    And it took the one dark-skinned WOC in my (admittedly very small) class to ask about how melanin levels were regulated when we talked about skin. So we all learned something new that day that we wouldn’t have otherwise. That’s reason enough for me to want to be very inclusive of non-whitemiddleclassablebodiedstraight-yaddayadda people, philanthropy and ethics aside. ^^

  23. Bagelsan
    May 22, 2010 at 1:15 am

    Er, to clarify, having dark skin is not a disability. I just sort of kept rolling on the “inclusion” thing…

  24. Kat
    May 23, 2010 at 5:55 pm

    Thanks to everyone! I included lots of what was said here in my presentation and it was well-received. Your comments helped me expand my message to my personal situation to a broader perspective. And I didn’t faint or anything giving an oral presentation (which was a fear) so that was good, too. :)

  25. Tammey
    May 24, 2010 at 10:22 am

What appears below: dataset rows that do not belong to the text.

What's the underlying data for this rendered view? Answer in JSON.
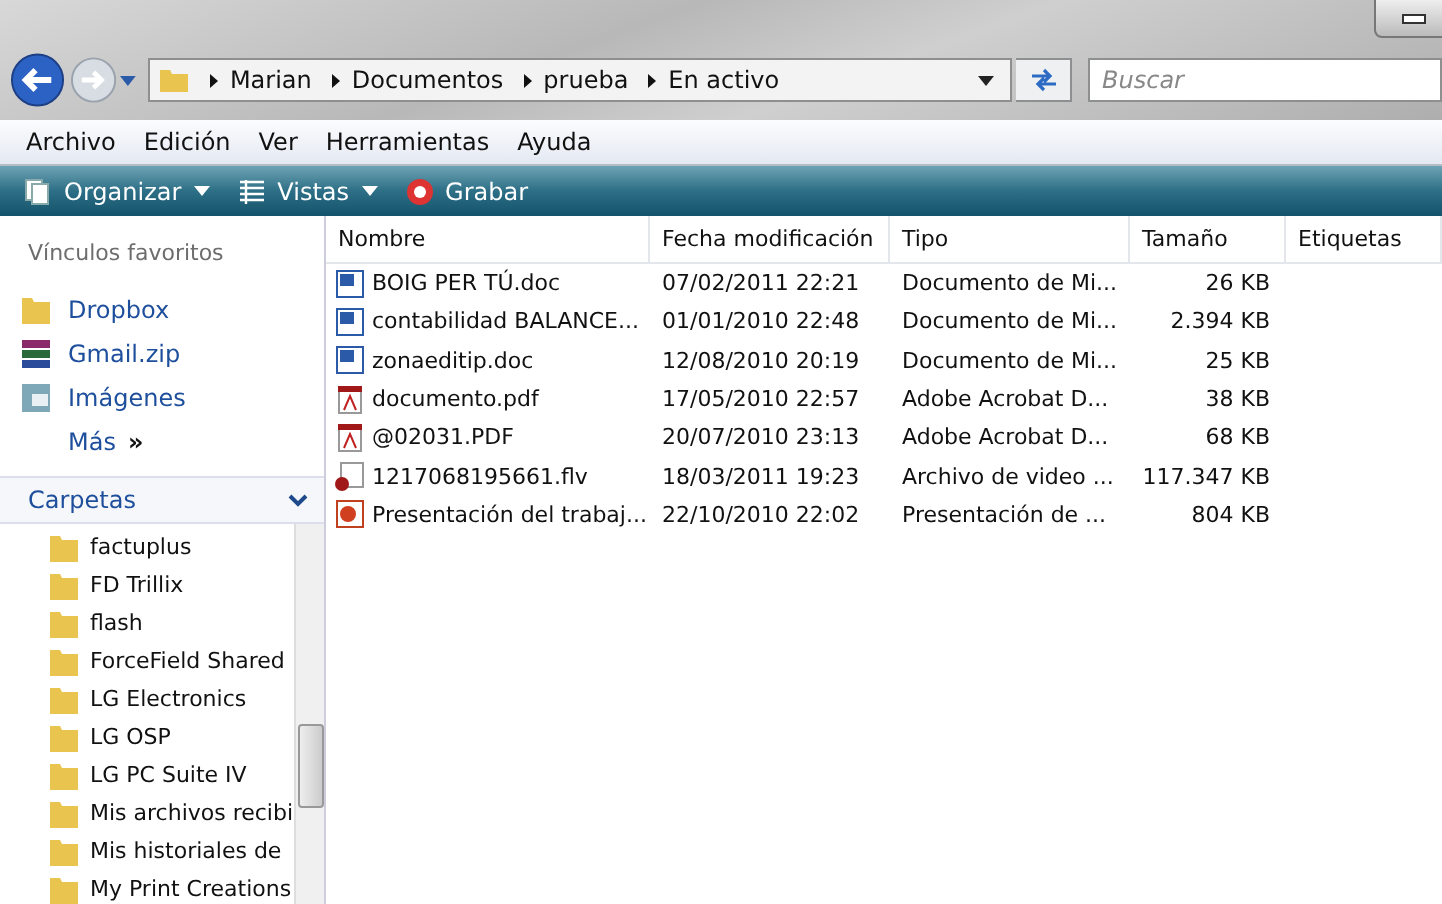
{
  "address": {
    "path": [
      "Marian",
      "Documentos",
      "prueba",
      "En activo"
    ]
  },
  "search": {
    "placeholder": "Buscar"
  },
  "menu": [
    "Archivo",
    "Edición",
    "Ver",
    "Herramientas",
    "Ayuda"
  ],
  "toolbar": [
    {
      "label": "Organizar",
      "kind": "organize",
      "dropdown": true
    },
    {
      "label": "Vistas",
      "kind": "views",
      "dropdown": true
    },
    {
      "label": "Grabar",
      "kind": "burn",
      "dropdown": false
    }
  ],
  "favorites": {
    "title": "Vínculos favoritos",
    "items": [
      {
        "label": "Dropbox",
        "kind": "folder"
      },
      {
        "label": "Gmail.zip",
        "kind": "archive"
      },
      {
        "label": "Imágenes",
        "kind": "images"
      }
    ],
    "more": "Más",
    "more_icon": "»"
  },
  "folders": {
    "title": "Carpetas",
    "items": [
      "factuplus",
      "FD Trillix",
      "flash",
      "ForceField Shared",
      "LG Electronics",
      "LG OSP",
      "LG PC Suite IV",
      "Mis archivos recibi",
      "Mis historiales de",
      "My Print Creations"
    ]
  },
  "table": {
    "columns": [
      "Nombre",
      "Fecha modificación",
      "Tipo",
      "Tamaño",
      "Etiquetas"
    ],
    "rows": [
      {
        "name": "BOIG PER TÚ.doc",
        "kind": "word",
        "date": "07/02/2011 22:21",
        "type": "Documento de Mi...",
        "size": "26 KB"
      },
      {
        "name": "contabilidad BALANCE...",
        "kind": "word",
        "date": "01/01/2010 22:48",
        "type": "Documento de Mi...",
        "size": "2.394 KB"
      },
      {
        "name": "zonaeditip.doc",
        "kind": "word",
        "date": "12/08/2010 20:19",
        "type": "Documento de Mi...",
        "size": "25 KB"
      },
      {
        "name": "documento.pdf",
        "kind": "pdf",
        "date": "17/05/2010 22:57",
        "type": "Adobe Acrobat D...",
        "size": "38 KB"
      },
      {
        "name": "@02031.PDF",
        "kind": "pdf",
        "date": "20/07/2010 23:13",
        "type": "Adobe Acrobat D...",
        "size": "68 KB"
      },
      {
        "name": "1217068195661.flv",
        "kind": "video",
        "date": "18/03/2011 19:23",
        "type": "Archivo de video ...",
        "size": "117.347 KB"
      },
      {
        "name": "Presentación del trabaj...",
        "kind": "slides",
        "date": "22/10/2010 22:02",
        "type": "Presentación de ...",
        "size": "804 KB"
      }
    ]
  }
}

    I don’t understand why anyone feels the need to explain the importance of inclusion with regards to people with disabilities. It’s not about convincing people why persons with disabilities should be included. We shouldn’t have to convince anyone to obey the law. People with disabilities have right to all public services (just like you and I) and the right to be self sufficient(just like you and I) with regards to employers obeying ADA when hiring them…. THERE’S NOTHING TO EXPLAIN, IT’S THE LAW….

  26. Ardys
    May 31, 2010 at 11:54 am

    This is SO important, although it seems obvious to many. An example, the subway in the SF bay area, BART was sued by a group of blind and other folks because it was quite easy to walk off the platform. BART eventually put a surface different from the rest of the platform, with both a different color, and of a different texture. If BART had consulted a blind or low-vision person and/or included them on a committee when building it, the problem would not have existed.

Comments are closed.